- **INPUT DATA**
+++
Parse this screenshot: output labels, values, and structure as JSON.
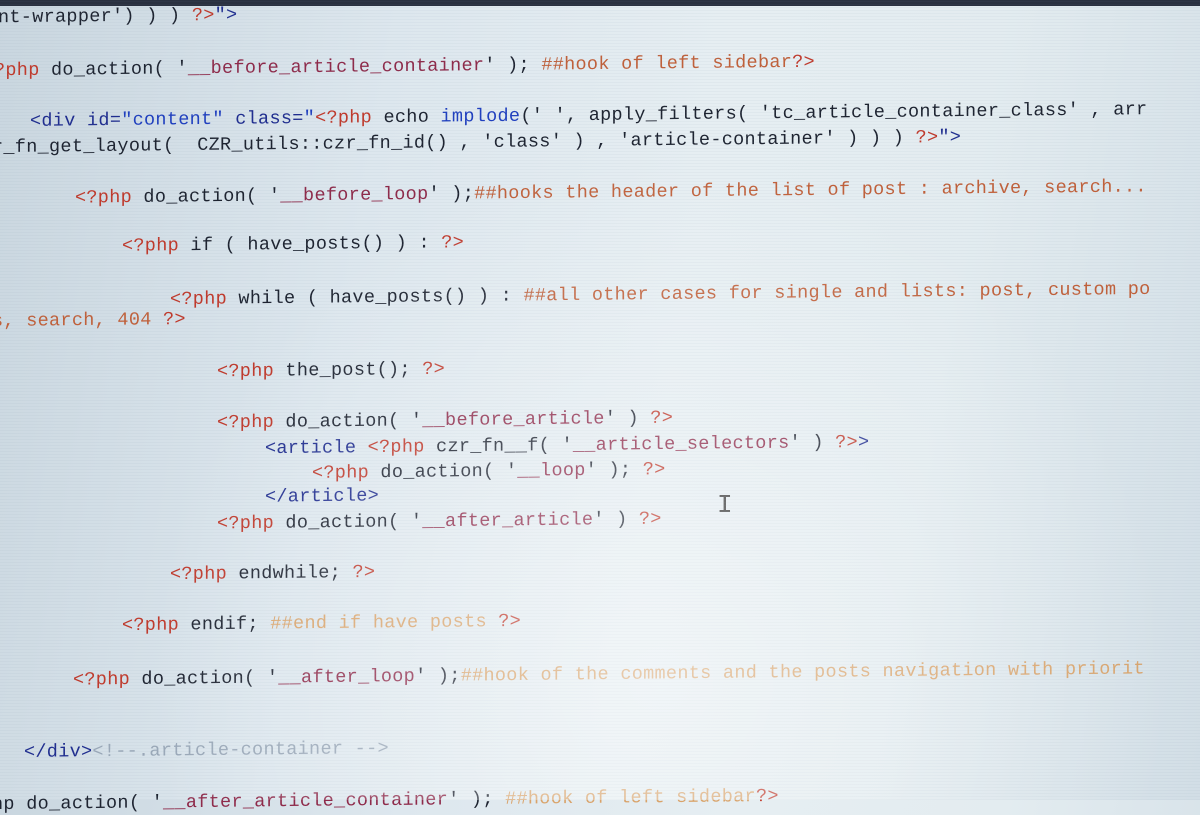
{
  "editor": {
    "language": "php",
    "lines": [
      {
        "id": "l1",
        "parts": [
          {
            "t": "nt-wrapper') ) ) ",
            "c": "plain"
          },
          {
            "t": "?>",
            "c": "kw"
          },
          {
            "t": "\">",
            "c": "tag"
          }
        ]
      },
      {
        "id": "l2",
        "parts": [
          {
            "t": "?php",
            "c": "kw"
          },
          {
            "t": " do_action( '",
            "c": "plain"
          },
          {
            "t": "__before_article_container",
            "c": "str"
          },
          {
            "t": "' ); ",
            "c": "plain"
          },
          {
            "t": "##hook of left sidebar",
            "c": "cmt"
          },
          {
            "t": "?>",
            "c": "kw"
          }
        ]
      },
      {
        "id": "l3",
        "parts": [
          {
            "t": "<div id=",
            "c": "tag"
          },
          {
            "t": "\"content\"",
            "c": "blue"
          },
          {
            "t": " class=",
            "c": "tag"
          },
          {
            "t": "\"",
            "c": "blue"
          },
          {
            "t": "<?php",
            "c": "kw"
          },
          {
            "t": " echo ",
            "c": "plain"
          },
          {
            "t": "implode",
            "c": "blue"
          },
          {
            "t": "(' ', apply_filters( 'tc_article_container_class' , arr",
            "c": "plain"
          }
        ]
      },
      {
        "id": "l4",
        "parts": [
          {
            "t": "r_fn_get_layout(  CZR_utils::czr_fn_id() , 'class' ) , 'article-container' ) ) ) ",
            "c": "plain"
          },
          {
            "t": "?>",
            "c": "kw"
          },
          {
            "t": "\">",
            "c": "tag"
          }
        ]
      },
      {
        "id": "l5",
        "parts": [
          {
            "t": "<?php",
            "c": "kw"
          },
          {
            "t": " do_action( '",
            "c": "plain"
          },
          {
            "t": "__before_loop",
            "c": "str"
          },
          {
            "t": "' );",
            "c": "plain"
          },
          {
            "t": "##hooks the header of the list of post : archive, search...",
            "c": "cmt"
          }
        ]
      },
      {
        "id": "l6",
        "parts": [
          {
            "t": "<?php",
            "c": "kw"
          },
          {
            "t": " if ( have_posts() ) : ",
            "c": "plain"
          },
          {
            "t": "?>",
            "c": "kw"
          }
        ]
      },
      {
        "id": "l7",
        "parts": [
          {
            "t": "<?php",
            "c": "kw"
          },
          {
            "t": " while ( have_posts() ) : ",
            "c": "plain"
          },
          {
            "t": "##all other cases for single and lists: post, custom po",
            "c": "cmt"
          }
        ]
      },
      {
        "id": "l8",
        "parts": [
          {
            "t": "s, search, 404 ",
            "c": "cmt"
          },
          {
            "t": "?>",
            "c": "kw"
          }
        ]
      },
      {
        "id": "l9",
        "parts": [
          {
            "t": "<?php",
            "c": "kw"
          },
          {
            "t": " the_post(); ",
            "c": "plain"
          },
          {
            "t": "?>",
            "c": "kw"
          }
        ]
      },
      {
        "id": "l10",
        "parts": [
          {
            "t": "<?php",
            "c": "kw"
          },
          {
            "t": " do_action( '",
            "c": "plain"
          },
          {
            "t": "__before_article",
            "c": "str"
          },
          {
            "t": "' ) ",
            "c": "plain"
          },
          {
            "t": "?>",
            "c": "kw"
          }
        ]
      },
      {
        "id": "l11",
        "parts": [
          {
            "t": "<article ",
            "c": "tag"
          },
          {
            "t": "<?php",
            "c": "kw"
          },
          {
            "t": " czr_fn__f( '",
            "c": "plain"
          },
          {
            "t": "__article_selectors",
            "c": "str"
          },
          {
            "t": "' ) ",
            "c": "plain"
          },
          {
            "t": "?>",
            "c": "kw"
          },
          {
            "t": ">",
            "c": "tag"
          }
        ]
      },
      {
        "id": "l12",
        "parts": [
          {
            "t": "<?php",
            "c": "kw"
          },
          {
            "t": " do_action( '",
            "c": "plain"
          },
          {
            "t": "__loop",
            "c": "str"
          },
          {
            "t": "' ); ",
            "c": "plain"
          },
          {
            "t": "?>",
            "c": "kw"
          }
        ]
      },
      {
        "id": "l13",
        "parts": [
          {
            "t": "</article>",
            "c": "tag"
          }
        ]
      },
      {
        "id": "l14",
        "parts": [
          {
            "t": "<?php",
            "c": "kw"
          },
          {
            "t": " do_action( '",
            "c": "plain"
          },
          {
            "t": "__after_article",
            "c": "str"
          },
          {
            "t": "' ) ",
            "c": "plain"
          },
          {
            "t": "?>",
            "c": "kw"
          }
        ]
      },
      {
        "id": "l15",
        "parts": [
          {
            "t": "<?php",
            "c": "kw"
          },
          {
            "t": " endwhile; ",
            "c": "plain"
          },
          {
            "t": "?>",
            "c": "kw"
          }
        ]
      },
      {
        "id": "l16",
        "parts": [
          {
            "t": "<?php",
            "c": "kw"
          },
          {
            "t": " endif; ",
            "c": "plain"
          },
          {
            "t": "##end if have posts ",
            "c": "cmt-faint"
          },
          {
            "t": "?>",
            "c": "kw"
          }
        ]
      },
      {
        "id": "l17",
        "parts": [
          {
            "t": "<?php",
            "c": "kw"
          },
          {
            "t": " do_action( '",
            "c": "plain"
          },
          {
            "t": "__after_loop",
            "c": "str"
          },
          {
            "t": "' );",
            "c": "plain"
          },
          {
            "t": "##hook of the comments and the posts navigation with priorit",
            "c": "cmt-faint"
          }
        ]
      },
      {
        "id": "l18",
        "parts": [
          {
            "t": "</div>",
            "c": "tag"
          },
          {
            "t": "<!--.article-container -->",
            "c": "cmt-gray"
          }
        ]
      },
      {
        "id": "l19",
        "parts": [
          {
            "t": "hp do_action( '",
            "c": "plain"
          },
          {
            "t": "__after_article_container",
            "c": "str"
          },
          {
            "t": "' ); ",
            "c": "plain"
          },
          {
            "t": "##hook of left sidebar",
            "c": "cmt-faint"
          },
          {
            "t": "?>",
            "c": "kw"
          }
        ]
      }
    ]
  },
  "cursor": {
    "icon": "text-cursor-icon",
    "glyph": "I"
  }
}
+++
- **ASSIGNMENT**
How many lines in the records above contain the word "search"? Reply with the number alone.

- **RESULT BELOW**
2